On the other hand, nonconference schools will have a tougher time scheduling games with the Patriot League. Not only has the departure of Plymouth made scheduling a little more difficult for schools like Marshfield, it has left the ACL pretty thin.
With just five teams left in the league, Marshfield field hockey coach Rick Fredericks had to find four more games to fill the schedule and will play more than half of the games out of the conference.
"It is what it is," said Fredericks, who also coaches girls' basketball and softball for the Rams. "I wish there were more schools."
Sitting 20 minutes north of Plymouth, Marshfield's travels in the Atlantic Coast League are even more strenuous.
"It is tough for the students during the week," added Fredericks, noting long bus trips in the winter down Route 3 and over the Sagamore Bridge.
"You leave school and it's already dark, and you're not getting back sometimes until 10:30. That's tough when there is school the next morning."
Fredericks also recalled making the 90-minute commute to Nauset for a softball game only to have the game rained out.
Scott Madden, Marshfield's athletic director, is very aware of the difficulties that travel presents for students, parents, and the school's budget.
"You pay for the mileage and you pay for the driver to make the drive there and back," said Madden. "It is a pretty penny for sure."
As the only non-Cape Cod school remaining in the ACL, Marshfield may be facing change in the near future, said Madden, who is entering his second year as athletic director.
"It's on the forefront. We are looking at the possibilities," he said. "We would love to find a league closer to us, but many conferences, like the Patriot League, are full."
For now, Madden and the rest of Marshfield's athletic teams are focusing on competing in the condensed, but still very competitive, Atlantic Coast League.
"We have to battle even with Plymouth out of the picture," said Madden, acknowledging that every ACL school has a sport it excels in. "Everyone is giving us a game in something every day."
Plymouth North, meanwhile, is looking to establish itself in a new, established league.

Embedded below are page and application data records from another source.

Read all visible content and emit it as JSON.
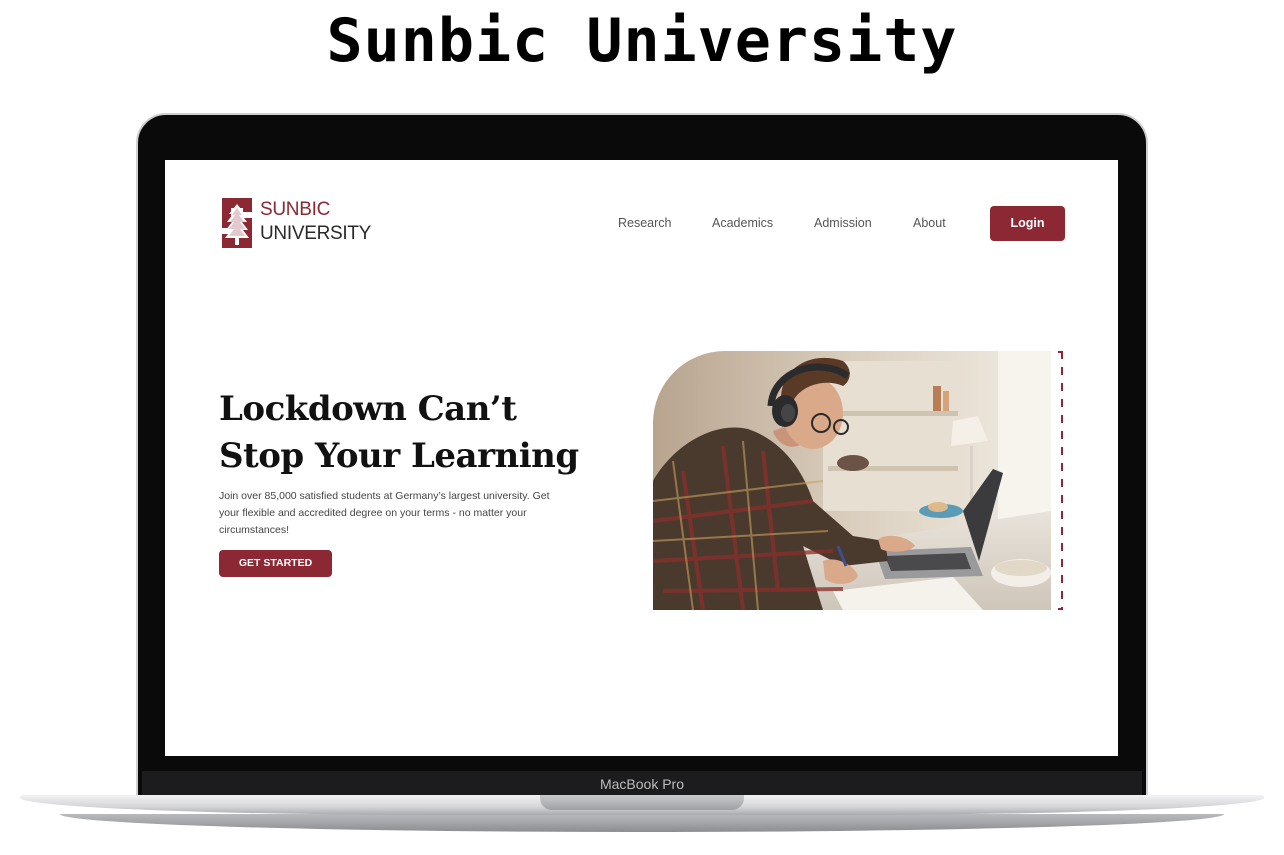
{
  "page": {
    "title": "Sunbic University"
  },
  "device": {
    "label": "MacBook Pro"
  },
  "site": {
    "logo": {
      "line1": "SUNBIC",
      "line2": "UNIVERSITY",
      "icon": "sunbic-s-tree-emblem-icon"
    },
    "nav": {
      "items": [
        "Research",
        "Academics",
        "Admission",
        "About"
      ],
      "login_label": "Login"
    },
    "hero": {
      "title_line1": "Lockdown Can’t",
      "title_line2": "Stop Your Learning",
      "text": "Join over 85,000 satisfied students at Germany’s largest university. Get your flexible and accredited degree on your terms - no matter your circumstances!",
      "cta_label": "GET STARTED",
      "image": "student-with-headphones-studying-at-laptop-photo"
    }
  },
  "colors": {
    "brand": "#8b2833",
    "text": "#111111",
    "muted": "#555555"
  }
}
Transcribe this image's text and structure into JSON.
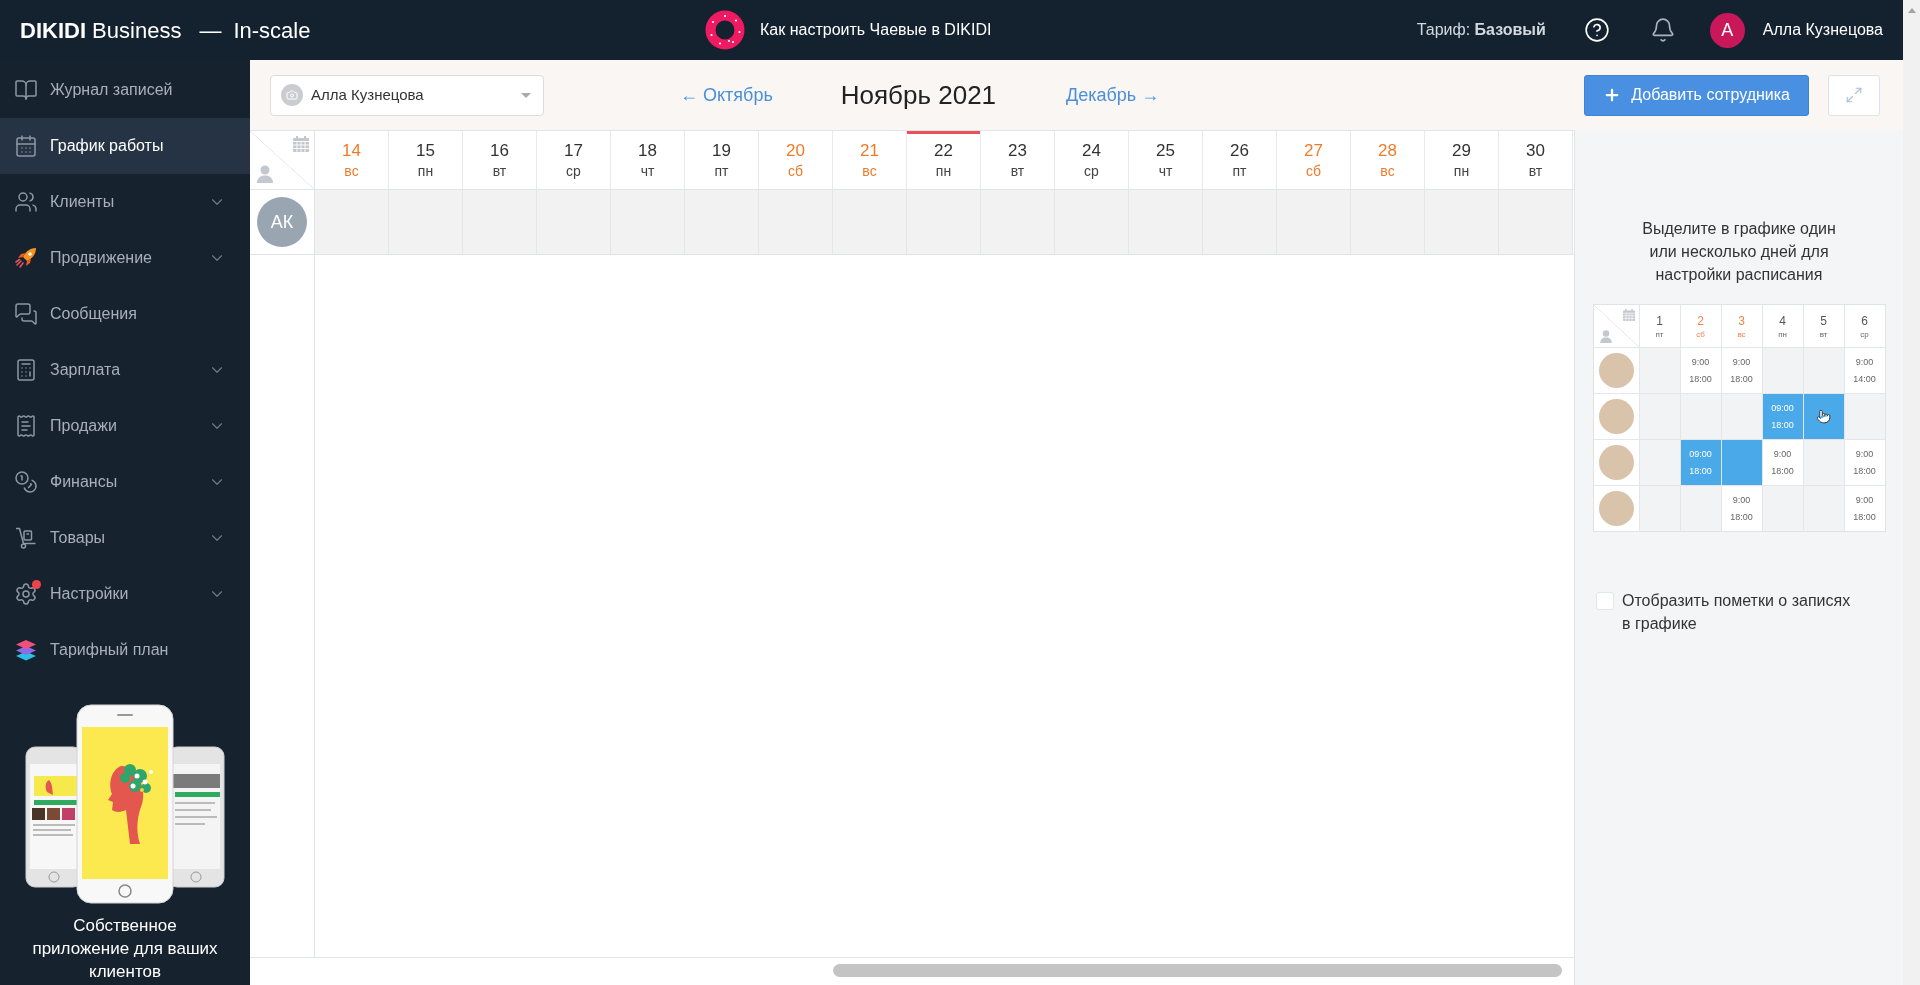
{
  "header": {
    "brand": "**DIKIDI** Business",
    "separator": "—",
    "company": "In-scale",
    "promo": "Как настроить Чаевые в DIKIDI",
    "tariff": "Тариф: **Базовый**",
    "user_initial": "А",
    "user_name": "Алла Кузнецова"
  },
  "sidebar": {
    "items": [
      {
        "label": "Журнал записей",
        "selected": false,
        "expandable": false,
        "notification": false
      },
      {
        "label": "График работы",
        "selected": true,
        "expandable": false,
        "notification": false
      },
      {
        "label": "Клиенты",
        "selected": false,
        "expandable": true,
        "notification": false
      },
      {
        "label": "Продвижение",
        "selected": false,
        "expandable": true,
        "notification": false
      },
      {
        "label": "Сообщения",
        "selected": false,
        "expandable": false,
        "notification": false
      },
      {
        "label": "Зарплата",
        "selected": false,
        "expandable": true,
        "notification": false
      },
      {
        "label": "Продажи",
        "selected": false,
        "expandable": true,
        "notification": false
      },
      {
        "label": "Финансы",
        "selected": false,
        "expandable": true,
        "notification": false
      },
      {
        "label": "Товары",
        "selected": false,
        "expandable": true,
        "notification": false
      },
      {
        "label": "Настройки",
        "selected": false,
        "expandable": true,
        "notification": true
      },
      {
        "label": "Тарифный план",
        "selected": false,
        "expandable": false,
        "notification": false
      }
    ],
    "app_promo": "Собственное приложение для ваших клиентов"
  },
  "toolbar": {
    "staff_select": "Алла Кузнецова",
    "prev_month": "← Октябрь",
    "month": "Ноябрь 2021",
    "next_month": "Декабрь →",
    "add_button": "Добавить сотрудника"
  },
  "schedule": {
    "days": [
      {
        "day": "14",
        "weekday": "вс",
        "weekend": true,
        "today": false
      },
      {
        "day": "15",
        "weekday": "пн",
        "weekend": false,
        "today": false
      },
      {
        "day": "16",
        "weekday": "вт",
        "weekend": false,
        "today": false
      },
      {
        "day": "17",
        "weekday": "ср",
        "weekend": false,
        "today": false
      },
      {
        "day": "18",
        "weekday": "чт",
        "weekend": false,
        "today": false
      },
      {
        "day": "19",
        "weekday": "пт",
        "weekend": false,
        "today": false
      },
      {
        "day": "20",
        "weekday": "сб",
        "weekend": true,
        "today": false
      },
      {
        "day": "21",
        "weekday": "вс",
        "weekend": true,
        "today": false
      },
      {
        "day": "22",
        "weekday": "пн",
        "weekend": false,
        "today": true
      },
      {
        "day": "23",
        "weekday": "вт",
        "weekend": false,
        "today": false
      },
      {
        "day": "24",
        "weekday": "ср",
        "weekend": false,
        "today": false
      },
      {
        "day": "25",
        "weekday": "чт",
        "weekend": false,
        "today": false
      },
      {
        "day": "26",
        "weekday": "пт",
        "weekend": false,
        "today": false
      },
      {
        "day": "27",
        "weekday": "сб",
        "weekend": true,
        "today": false
      },
      {
        "day": "28",
        "weekday": "вс",
        "weekend": true,
        "today": false
      },
      {
        "day": "29",
        "weekday": "пн",
        "weekend": false,
        "today": false
      },
      {
        "day": "30",
        "weekday": "вт",
        "weekend": false,
        "today": false
      }
    ],
    "staff": [
      {
        "initials": "АК"
      }
    ]
  },
  "help_panel": {
    "hint": "Выделите в графике один или несколько дней для настройки расписания",
    "example": {
      "days": [
        {
          "day": "1",
          "weekday": "пт",
          "weekend": false
        },
        {
          "day": "2",
          "weekday": "сб",
          "weekend": true
        },
        {
          "day": "3",
          "weekday": "вс",
          "weekend": true
        },
        {
          "day": "4",
          "weekday": "пн",
          "weekend": false
        },
        {
          "day": "5",
          "weekday": "вт",
          "weekend": false
        },
        {
          "day": "6",
          "weekday": "ср",
          "weekend": false
        }
      ],
      "rows": [
        {
          "cells": [
            {
              "selected": false,
              "cursor": false
            },
            {
              "start": "9:00",
              "end": "18:00",
              "selected": false,
              "cursor": false
            },
            {
              "start": "9:00",
              "end": "18:00",
              "selected": false,
              "cursor": false
            },
            {
              "selected": false,
              "cursor": false
            },
            {
              "selected": false,
              "cursor": false
            },
            {
              "start": "9:00",
              "end": "14:00",
              "selected": false,
              "cursor": false
            }
          ]
        },
        {
          "cells": [
            {
              "selected": false,
              "cursor": false
            },
            {
              "selected": false,
              "cursor": false
            },
            {
              "selected": false,
              "cursor": false
            },
            {
              "start": "09:00",
              "end": "18:00",
              "selected": true,
              "cursor": false
            },
            {
              "selected": true,
              "cursor": true
            },
            {
              "selected": false,
              "cursor": false
            }
          ]
        },
        {
          "cells": [
            {
              "selected": false,
              "cursor": false
            },
            {
              "start": "09:00",
              "end": "18:00",
              "selected": true,
              "cursor": false
            },
            {
              "selected": true,
              "cursor": false
            },
            {
              "start": "9:00",
              "end": "18:00",
              "selected": false,
              "cursor": false
            },
            {
              "selected": false,
              "cursor": false
            },
            {
              "start": "9:00",
              "end": "18:00",
              "selected": false,
              "cursor": false
            }
          ]
        },
        {
          "cells": [
            {
              "selected": false,
              "cursor": false
            },
            {
              "selected": false,
              "cursor": false
            },
            {
              "start": "9:00",
              "end": "18:00",
              "selected": false,
              "cursor": false
            },
            {
              "selected": false,
              "cursor": false
            },
            {
              "selected": false,
              "cursor": false
            },
            {
              "start": "9:00",
              "end": "18:00",
              "selected": false,
              "cursor": false
            }
          ]
        }
      ]
    },
    "checkbox": {
      "label": "Отобразить пометки о записях в графике",
      "checked": false
    }
  }
}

"People will be gunning for us because we will be the new guys in the league," said Azevedo. "We want to establish ourselves as a quality program in a quality league."
"We are here to win."
Michael McMahon can be reached at mcman92@ gmail.com.